Saturday, March 27, 2010
By Suzanne Alicie
Cats seem to be pretty easy pets to care for; all they really ask for are food, water and a clean litter box. But felines in general have many health concerns that responsible pet owners should be aware of and discuss with their veterinarian.
Hairballs - Because cats groom themselves they are always swallowing loose hair. Occasionally this hair forms into a ball and lodges in the cat’s stomach; your cat may do a great deal of coughing and hacking to dislodge the hairball, eventually coughing it up and out. If your cat is unable to expel a hairball then it is time to take action. There are over the counter medications that you can use to help the cat pass the hairball one way or the other, or you can visit your vet and he will administer a treatment after examining the cat to make sure there are no other problems.

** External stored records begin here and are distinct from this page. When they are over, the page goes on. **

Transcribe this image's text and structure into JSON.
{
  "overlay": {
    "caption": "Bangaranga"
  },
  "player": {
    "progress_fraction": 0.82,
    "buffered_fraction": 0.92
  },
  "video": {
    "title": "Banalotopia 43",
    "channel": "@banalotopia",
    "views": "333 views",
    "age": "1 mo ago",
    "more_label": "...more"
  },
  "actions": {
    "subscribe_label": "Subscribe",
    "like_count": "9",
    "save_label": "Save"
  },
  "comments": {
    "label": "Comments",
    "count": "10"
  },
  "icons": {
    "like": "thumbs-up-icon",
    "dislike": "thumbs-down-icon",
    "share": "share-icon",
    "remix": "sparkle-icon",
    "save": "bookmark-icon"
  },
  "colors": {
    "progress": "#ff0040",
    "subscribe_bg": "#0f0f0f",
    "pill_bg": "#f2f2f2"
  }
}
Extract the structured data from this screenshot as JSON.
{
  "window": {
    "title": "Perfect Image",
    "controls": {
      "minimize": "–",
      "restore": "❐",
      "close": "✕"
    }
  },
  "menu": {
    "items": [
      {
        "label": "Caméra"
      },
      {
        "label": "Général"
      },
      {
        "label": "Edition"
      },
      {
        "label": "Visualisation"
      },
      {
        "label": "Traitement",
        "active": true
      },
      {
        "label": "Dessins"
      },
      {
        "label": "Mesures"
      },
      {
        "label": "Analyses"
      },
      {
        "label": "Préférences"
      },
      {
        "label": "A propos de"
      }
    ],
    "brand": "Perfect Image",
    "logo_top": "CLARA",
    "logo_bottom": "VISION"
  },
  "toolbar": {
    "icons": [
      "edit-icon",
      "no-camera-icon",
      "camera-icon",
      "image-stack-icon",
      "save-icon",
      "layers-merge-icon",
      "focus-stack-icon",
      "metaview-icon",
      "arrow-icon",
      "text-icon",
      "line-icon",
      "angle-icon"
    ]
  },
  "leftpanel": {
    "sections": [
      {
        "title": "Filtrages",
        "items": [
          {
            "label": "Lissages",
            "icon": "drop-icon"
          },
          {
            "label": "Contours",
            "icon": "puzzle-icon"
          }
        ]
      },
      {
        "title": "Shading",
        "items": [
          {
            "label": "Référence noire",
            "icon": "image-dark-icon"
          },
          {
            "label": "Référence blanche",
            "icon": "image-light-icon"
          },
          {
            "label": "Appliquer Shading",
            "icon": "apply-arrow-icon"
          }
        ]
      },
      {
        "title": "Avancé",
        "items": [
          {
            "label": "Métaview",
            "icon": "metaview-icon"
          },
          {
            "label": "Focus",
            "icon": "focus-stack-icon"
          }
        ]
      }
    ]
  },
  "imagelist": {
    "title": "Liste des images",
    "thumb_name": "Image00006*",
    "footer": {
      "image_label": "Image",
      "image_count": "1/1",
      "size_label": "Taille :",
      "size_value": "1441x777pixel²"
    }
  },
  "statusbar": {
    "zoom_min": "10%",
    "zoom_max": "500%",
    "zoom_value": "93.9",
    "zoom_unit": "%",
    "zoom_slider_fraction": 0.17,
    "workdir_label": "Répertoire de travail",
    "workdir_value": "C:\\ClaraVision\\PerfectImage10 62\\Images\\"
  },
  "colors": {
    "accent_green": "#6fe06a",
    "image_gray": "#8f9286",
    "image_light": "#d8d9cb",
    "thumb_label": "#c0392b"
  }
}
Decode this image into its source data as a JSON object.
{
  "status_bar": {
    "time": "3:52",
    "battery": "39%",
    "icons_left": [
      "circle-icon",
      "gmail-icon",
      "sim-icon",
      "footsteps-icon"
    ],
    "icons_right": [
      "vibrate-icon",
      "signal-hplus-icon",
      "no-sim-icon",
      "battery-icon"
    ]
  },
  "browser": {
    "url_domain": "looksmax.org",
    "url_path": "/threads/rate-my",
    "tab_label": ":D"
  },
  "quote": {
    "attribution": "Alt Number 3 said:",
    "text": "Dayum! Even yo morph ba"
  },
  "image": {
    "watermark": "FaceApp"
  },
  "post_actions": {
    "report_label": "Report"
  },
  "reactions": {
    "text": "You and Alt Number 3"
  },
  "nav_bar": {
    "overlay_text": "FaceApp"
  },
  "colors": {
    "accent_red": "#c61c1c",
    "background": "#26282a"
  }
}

Worms - Roundworms, tapeworms, hook worms and even heartworms can affect your cat. If left untreated, worms can be fatal to your feline friend. You can take your cat to the vet to be checked for worms and choose the best treatment for the specific type of worms.
Urinary Tract Infections - Bladder problems are common in both sexes of cats; however male cats risk a life threatening blockage due to urinary and bladder infections. A veterinarian should examine any cat you believe has a UTI or any problems with urination.
Fleas - Flea infestations cause anemia and have been known to kill kittens. Many times you can deal with fleas at home with flea dips and treatments to prevent infestation, but in the case of kittens younger than 6 months you should contact your vet before using any topical treatments. Linda Cole has written two helpful articles on how to fight fleas: Natural Flea Control for Dogs and Cats, and Winter is the Best Time to Fight Fleas.
Cat Flu - This viral infection that affect the upper respiratory tract can make your cat very sick, and can even kill young kittens and older cats. Pus leaking from the eyes, sneezing and thick discharge from the nose, fever or loss of appetite are all symptoms of cat flu. A veterinarian should be consulted immediately if your cat is displaying any of these symptoms.
FIV - Also known as feline AIDS, this disease lowers the cat’s immunity to common infections. A cat that suffers a long list of illnesses is commonly found to have FIV. While there is no vaccine for FIV, all cats should be tested so that preventive steps can be taken.
Feline Leukemia Virus - Thanks to a recent vaccine, FLV is no longer the most common fatal disease in cats. Cats that contract FLV rarely have a long life expectancy, and all cats should be immunized while young before they are in contact with any other cat that may have FLV.
Abscessed Wounds - The skin on a cat is tough and does not tear easily. This means that when a cat gets a scratch or bite the skin heals over quickly, often trapping bacteria underneath. These bacteria can cause your cat to become very ill as the infection spreads. An abscess can rupture on its own releasing thick yellow pus. If you clean this with warm salt water or peroxide the abscess will usually heal with no further problems. If an abscess does not rupture you should take your cat to the vet so that he can drain it and resolve the infection with antibiotics.
By keeping a close eye on your cat and his behavior, you can many times head off any health concerns before they become a problem.
Read more articles by Suzanne Alicie